A glacier walk is pretty spectacular, and in most part a very painless activity (a fall here can be quite treacherous on the derrière too). You’re completely outfitted for the walk at the Fox Guides basecamp, where you get decked out in waterproof jackets and pants, suitable walking boots and instep crampons for gripping the ice. We took the half day Fox Trot, a guided tour up one side of the Fox Glacier, which is so easy seven year olds can do it. The more adventurous can opt for the full day tours.

This frozen part of New Zealand was carved out during past ice ages, a smooth, natural floor of ice nestled between lush valleys. The half day tour takes you right into the middle of the glacier for an amazing view, which as you can see is just goddamn magnificent. It’s a whole lot different from just wandering on a mountain where the snow is soft. A glacier is ice, it’s like a living creature. Certain parts of the glacier warm up and melt and freeze over again, forming ice ridges, little streams, or even little caves – some big enough to walk through like a tunnel. A really great way to spend the day, and superb to warm up with beer and lamb roast in town thereafter.

Check the Fox Guides website for details of the tour. They also have constant weather condition updates.

Tips
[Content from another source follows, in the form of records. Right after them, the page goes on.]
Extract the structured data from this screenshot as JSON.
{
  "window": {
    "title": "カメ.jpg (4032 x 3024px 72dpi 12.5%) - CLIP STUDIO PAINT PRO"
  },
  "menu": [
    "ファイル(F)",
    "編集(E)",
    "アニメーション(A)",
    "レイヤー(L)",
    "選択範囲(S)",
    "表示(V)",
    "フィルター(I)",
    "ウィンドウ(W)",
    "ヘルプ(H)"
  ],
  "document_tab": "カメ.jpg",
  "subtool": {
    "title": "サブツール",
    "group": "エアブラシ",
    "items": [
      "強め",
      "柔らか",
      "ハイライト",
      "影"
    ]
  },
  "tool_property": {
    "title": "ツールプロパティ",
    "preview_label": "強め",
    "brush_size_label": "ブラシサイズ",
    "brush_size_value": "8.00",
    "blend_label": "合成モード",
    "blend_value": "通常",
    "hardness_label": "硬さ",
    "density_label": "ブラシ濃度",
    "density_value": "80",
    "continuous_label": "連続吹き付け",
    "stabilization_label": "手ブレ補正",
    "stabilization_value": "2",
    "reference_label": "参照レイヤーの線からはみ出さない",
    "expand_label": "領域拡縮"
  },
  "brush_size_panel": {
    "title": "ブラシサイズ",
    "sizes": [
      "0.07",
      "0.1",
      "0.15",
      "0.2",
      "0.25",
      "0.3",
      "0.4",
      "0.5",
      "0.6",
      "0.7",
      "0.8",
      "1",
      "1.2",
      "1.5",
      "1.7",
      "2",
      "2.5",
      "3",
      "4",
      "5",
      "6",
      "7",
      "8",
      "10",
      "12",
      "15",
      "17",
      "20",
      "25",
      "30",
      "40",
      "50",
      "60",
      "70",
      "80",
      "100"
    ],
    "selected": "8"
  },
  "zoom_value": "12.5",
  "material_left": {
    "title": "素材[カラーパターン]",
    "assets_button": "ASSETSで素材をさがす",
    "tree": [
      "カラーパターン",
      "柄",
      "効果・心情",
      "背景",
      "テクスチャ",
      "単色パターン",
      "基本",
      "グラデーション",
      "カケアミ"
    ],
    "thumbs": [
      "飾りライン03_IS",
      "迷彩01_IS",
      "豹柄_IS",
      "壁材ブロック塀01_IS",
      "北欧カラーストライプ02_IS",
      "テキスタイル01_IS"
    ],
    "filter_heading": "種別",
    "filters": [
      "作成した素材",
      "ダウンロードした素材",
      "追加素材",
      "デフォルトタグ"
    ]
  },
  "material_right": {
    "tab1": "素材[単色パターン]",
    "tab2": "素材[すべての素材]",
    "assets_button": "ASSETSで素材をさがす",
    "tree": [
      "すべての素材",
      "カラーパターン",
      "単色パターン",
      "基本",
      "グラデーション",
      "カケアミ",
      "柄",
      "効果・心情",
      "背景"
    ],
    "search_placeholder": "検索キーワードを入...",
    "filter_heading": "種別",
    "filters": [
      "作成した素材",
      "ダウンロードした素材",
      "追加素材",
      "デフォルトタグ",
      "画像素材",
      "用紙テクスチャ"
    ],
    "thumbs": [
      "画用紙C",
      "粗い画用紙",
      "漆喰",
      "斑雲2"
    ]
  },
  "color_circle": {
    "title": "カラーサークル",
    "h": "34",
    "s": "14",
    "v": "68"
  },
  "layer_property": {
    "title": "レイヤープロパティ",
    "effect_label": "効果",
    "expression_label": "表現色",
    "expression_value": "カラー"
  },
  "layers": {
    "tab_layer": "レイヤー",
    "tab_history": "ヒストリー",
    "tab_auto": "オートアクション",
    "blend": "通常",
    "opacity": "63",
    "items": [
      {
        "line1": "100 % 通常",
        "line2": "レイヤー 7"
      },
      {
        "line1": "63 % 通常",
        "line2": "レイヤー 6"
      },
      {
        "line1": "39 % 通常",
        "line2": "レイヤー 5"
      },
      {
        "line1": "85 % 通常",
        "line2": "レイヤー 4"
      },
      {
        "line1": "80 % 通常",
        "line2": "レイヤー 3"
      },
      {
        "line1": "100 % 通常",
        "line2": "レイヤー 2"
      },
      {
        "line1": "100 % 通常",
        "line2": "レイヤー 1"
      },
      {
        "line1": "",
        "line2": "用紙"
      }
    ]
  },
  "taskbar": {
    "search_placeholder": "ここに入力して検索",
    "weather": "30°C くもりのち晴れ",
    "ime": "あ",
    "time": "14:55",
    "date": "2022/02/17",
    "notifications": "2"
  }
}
  • The best way to get here is to drive. Fox Glacier township is a small place, so plan your accommodation ahead as it gets busier towards peak season. With the distance between towns and the choices being half day or full day tours, it’s better to spend at least one night here to rest up.
  • The glacier is open year round. We travelled there in August and the weather was perfect with not too much rain. It was also pretty quiet during that time (not skiing season).